• Data provided:
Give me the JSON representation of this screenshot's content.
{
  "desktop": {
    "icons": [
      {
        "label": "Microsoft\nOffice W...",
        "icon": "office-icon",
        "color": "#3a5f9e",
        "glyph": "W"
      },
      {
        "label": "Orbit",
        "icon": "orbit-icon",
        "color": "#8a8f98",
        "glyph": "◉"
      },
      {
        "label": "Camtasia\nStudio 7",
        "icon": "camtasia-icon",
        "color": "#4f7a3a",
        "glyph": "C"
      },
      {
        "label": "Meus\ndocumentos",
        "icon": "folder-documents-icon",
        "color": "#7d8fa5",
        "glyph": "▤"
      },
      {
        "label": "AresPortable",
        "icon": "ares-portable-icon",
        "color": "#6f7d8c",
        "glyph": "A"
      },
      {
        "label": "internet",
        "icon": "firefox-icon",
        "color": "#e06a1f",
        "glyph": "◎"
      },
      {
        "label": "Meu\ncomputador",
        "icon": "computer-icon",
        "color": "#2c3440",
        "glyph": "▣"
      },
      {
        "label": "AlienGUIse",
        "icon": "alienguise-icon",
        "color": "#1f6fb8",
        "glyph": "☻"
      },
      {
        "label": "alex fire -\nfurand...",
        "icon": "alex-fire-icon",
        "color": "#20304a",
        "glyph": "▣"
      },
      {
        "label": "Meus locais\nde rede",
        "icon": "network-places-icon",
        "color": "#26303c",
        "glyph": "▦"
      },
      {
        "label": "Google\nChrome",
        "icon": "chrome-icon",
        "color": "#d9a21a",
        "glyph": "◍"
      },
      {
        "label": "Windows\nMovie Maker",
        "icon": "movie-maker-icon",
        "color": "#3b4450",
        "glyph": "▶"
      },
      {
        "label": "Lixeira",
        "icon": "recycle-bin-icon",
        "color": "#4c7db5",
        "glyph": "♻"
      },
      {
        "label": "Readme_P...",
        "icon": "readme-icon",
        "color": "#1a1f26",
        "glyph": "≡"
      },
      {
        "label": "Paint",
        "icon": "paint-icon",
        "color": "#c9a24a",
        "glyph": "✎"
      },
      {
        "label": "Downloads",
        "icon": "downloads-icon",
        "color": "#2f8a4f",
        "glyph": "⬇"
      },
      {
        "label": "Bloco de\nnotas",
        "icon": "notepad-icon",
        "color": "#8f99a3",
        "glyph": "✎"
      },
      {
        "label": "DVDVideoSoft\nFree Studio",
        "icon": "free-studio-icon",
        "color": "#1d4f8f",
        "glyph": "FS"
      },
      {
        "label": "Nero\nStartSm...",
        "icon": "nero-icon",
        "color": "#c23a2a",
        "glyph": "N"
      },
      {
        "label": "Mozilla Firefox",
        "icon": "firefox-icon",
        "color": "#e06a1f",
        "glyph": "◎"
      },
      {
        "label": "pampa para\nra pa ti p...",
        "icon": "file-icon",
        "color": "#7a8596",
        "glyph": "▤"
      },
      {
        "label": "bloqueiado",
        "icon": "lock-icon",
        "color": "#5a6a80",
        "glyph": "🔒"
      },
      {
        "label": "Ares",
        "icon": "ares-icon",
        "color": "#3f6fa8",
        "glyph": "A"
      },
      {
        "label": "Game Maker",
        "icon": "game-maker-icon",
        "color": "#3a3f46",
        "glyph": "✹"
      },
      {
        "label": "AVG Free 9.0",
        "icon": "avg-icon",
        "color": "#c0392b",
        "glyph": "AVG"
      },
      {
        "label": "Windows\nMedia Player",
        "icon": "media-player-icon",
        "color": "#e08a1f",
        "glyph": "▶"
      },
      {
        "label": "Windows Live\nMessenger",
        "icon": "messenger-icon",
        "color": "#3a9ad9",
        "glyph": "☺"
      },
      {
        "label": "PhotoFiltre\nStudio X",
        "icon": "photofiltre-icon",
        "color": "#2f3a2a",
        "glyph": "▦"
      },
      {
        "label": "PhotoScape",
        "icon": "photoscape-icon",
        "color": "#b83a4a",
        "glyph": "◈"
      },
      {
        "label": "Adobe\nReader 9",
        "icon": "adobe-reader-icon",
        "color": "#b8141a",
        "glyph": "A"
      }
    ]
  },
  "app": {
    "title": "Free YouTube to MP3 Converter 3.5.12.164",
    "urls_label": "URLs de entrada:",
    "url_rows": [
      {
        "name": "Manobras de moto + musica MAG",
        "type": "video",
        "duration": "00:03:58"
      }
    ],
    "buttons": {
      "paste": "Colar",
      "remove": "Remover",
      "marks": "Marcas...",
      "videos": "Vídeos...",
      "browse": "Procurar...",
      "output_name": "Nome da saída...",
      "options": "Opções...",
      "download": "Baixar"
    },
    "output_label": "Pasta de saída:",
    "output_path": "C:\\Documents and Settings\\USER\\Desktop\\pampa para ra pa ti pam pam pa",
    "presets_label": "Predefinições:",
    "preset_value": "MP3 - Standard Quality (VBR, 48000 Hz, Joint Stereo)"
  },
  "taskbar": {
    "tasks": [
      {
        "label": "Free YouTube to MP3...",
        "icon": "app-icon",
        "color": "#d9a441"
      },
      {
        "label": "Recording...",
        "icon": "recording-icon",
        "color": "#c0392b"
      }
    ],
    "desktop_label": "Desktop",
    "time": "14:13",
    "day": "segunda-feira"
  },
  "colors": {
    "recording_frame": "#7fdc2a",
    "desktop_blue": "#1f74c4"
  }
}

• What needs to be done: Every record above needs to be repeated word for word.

• Output below:
Give me the JSON representation of this screenshot's content.
{
  "desktop": {
    "icons": [
      {
        "label": "Microsoft\nOffice W...",
        "icon": "office-icon",
        "color": "#3a5f9e",
        "glyph": "W"
      },
      {
        "label": "Orbit",
        "icon": "orbit-icon",
        "color": "#8a8f98",
        "glyph": "◉"
      },
      {
        "label": "Camtasia\nStudio 7",
        "icon": "camtasia-icon",
        "color": "#4f7a3a",
        "glyph": "C"
      },
      {
        "label": "Meus\ndocumentos",
        "icon": "folder-documents-icon",
        "color": "#7d8fa5",
        "glyph": "▤"
      },
      {
        "label": "AresPortable",
        "icon": "ares-portable-icon",
        "color": "#6f7d8c",
        "glyph": "A"
      },
      {
        "label": "internet",
        "icon": "firefox-icon",
        "color": "#e06a1f",
        "glyph": "◎"
      },
      {
        "label": "Meu\ncomputador",
        "icon": "computer-icon",
        "color": "#2c3440",
        "glyph": "▣"
      },
      {
        "label": "AlienGUIse",
        "icon": "alienguise-icon",
        "color": "#1f6fb8",
        "glyph": "☻"
      },
      {
        "label": "alex fire -\nfurand...",
        "icon": "alex-fire-icon",
        "color": "#20304a",
        "glyph": "▣"
      },
      {
        "label": "Meus locais\nde rede",
        "icon": "network-places-icon",
        "color": "#26303c",
        "glyph": "▦"
      },
      {
        "label": "Google\nChrome",
        "icon": "chrome-icon",
        "color": "#d9a21a",
        "glyph": "◍"
      },
      {
        "label": "Windows\nMovie Maker",
        "icon": "movie-maker-icon",
        "color": "#3b4450",
        "glyph": "▶"
      },
      {
        "label": "Lixeira",
        "icon": "recycle-bin-icon",
        "color": "#4c7db5",
        "glyph": "♻"
      },
      {
        "label": "Readme_P...",
        "icon": "readme-icon",
        "color": "#1a1f26",
        "glyph": "≡"
      },
      {
        "label": "Paint",
        "icon": "paint-icon",
        "color": "#c9a24a",
        "glyph": "✎"
      },
      {
        "label": "Downloads",
        "icon": "downloads-icon",
        "color": "#2f8a4f",
        "glyph": "⬇"
      },
      {
        "label": "Bloco de\nnotas",
        "icon": "notepad-icon",
        "color": "#8f99a3",
        "glyph": "✎"
      },
      {
        "label": "DVDVideoSoft\nFree Studio",
        "icon": "free-studio-icon",
        "color": "#1d4f8f",
        "glyph": "FS"
      },
      {
        "label": "Nero\nStartSm...",
        "icon": "nero-icon",
        "color": "#c23a2a",
        "glyph": "N"
      },
      {
        "label": "Mozilla Firefox",
        "icon": "firefox-icon",
        "color": "#e06a1f",
        "glyph": "◎"
      },
      {
        "label": "pampa para\nra pa ti p...",
        "icon": "file-icon",
        "color": "#7a8596",
        "glyph": "▤"
      },
      {
        "label": "bloqueiado",
        "icon": "lock-icon",
        "color": "#5a6a80",
        "glyph": "🔒"
      },
      {
        "label": "Ares",
        "icon": "ares-icon",
        "color": "#3f6fa8",
        "glyph": "A"
      },
      {
        "label": "Game Maker",
        "icon": "game-maker-icon",
        "color": "#3a3f46",
        "glyph": "✹"
      },
      {
        "label": "AVG Free 9.0",
        "icon": "avg-icon",
        "color": "#c0392b",
        "glyph": "AVG"
      },
      {
        "label": "Windows\nMedia Player",
        "icon": "media-player-icon",
        "color": "#e08a1f",
        "glyph": "▶"
      },
      {
        "label": "Windows Live\nMessenger",
        "icon": "messenger-icon",
        "color": "#3a9ad9",
        "glyph": "☺"
      },
      {
        "label": "PhotoFiltre\nStudio X",
        "icon": "photofiltre-icon",
        "color": "#2f3a2a",
        "glyph": "▦"
      },
      {
        "label": "PhotoScape",
        "icon": "photoscape-icon",
        "color": "#b83a4a",
        "glyph": "◈"
      },
      {
        "label": "Adobe\nReader 9",
        "icon": "adobe-reader-icon",
        "color": "#b8141a",
        "glyph": "A"
      }
    ]
  },
  "app": {
    "title": "Free YouTube to MP3 Converter 3.5.12.164",
    "urls_label": "URLs de entrada:",
    "url_rows": [
      {
        "name": "Manobras de moto + musica MAG",
        "type": "video",
        "duration": "00:03:58"
      }
    ],
    "buttons": {
      "paste": "Colar",
      "remove": "Remover",
      "marks": "Marcas...",
      "videos": "Vídeos...",
      "browse": "Procurar...",
      "output_name": "Nome da saída...",
      "options": "Opções...",
      "download": "Baixar"
    },
    "output_label": "Pasta de saída:",
    "output_path": "C:\\Documents and Settings\\USER\\Desktop\\pampa para ra pa ti pam pam pa",
    "presets_label": "Predefinições:",
    "preset_value": "MP3 - Standard Quality (VBR, 48000 Hz, Joint Stereo)"
  },
  "taskbar": {
    "tasks": [
      {
        "label": "Free YouTube to MP3...",
        "icon": "app-icon",
        "color": "#d9a441"
      },
      {
        "label": "Recording...",
        "icon": "recording-icon",
        "color": "#c0392b"
      }
    ],
    "desktop_label": "Desktop",
    "time": "14:13",
    "day": "segunda-feira"
  },
  "colors": {
    "recording_frame": "#7fdc2a",
    "desktop_blue": "#1f74c4"
  }
}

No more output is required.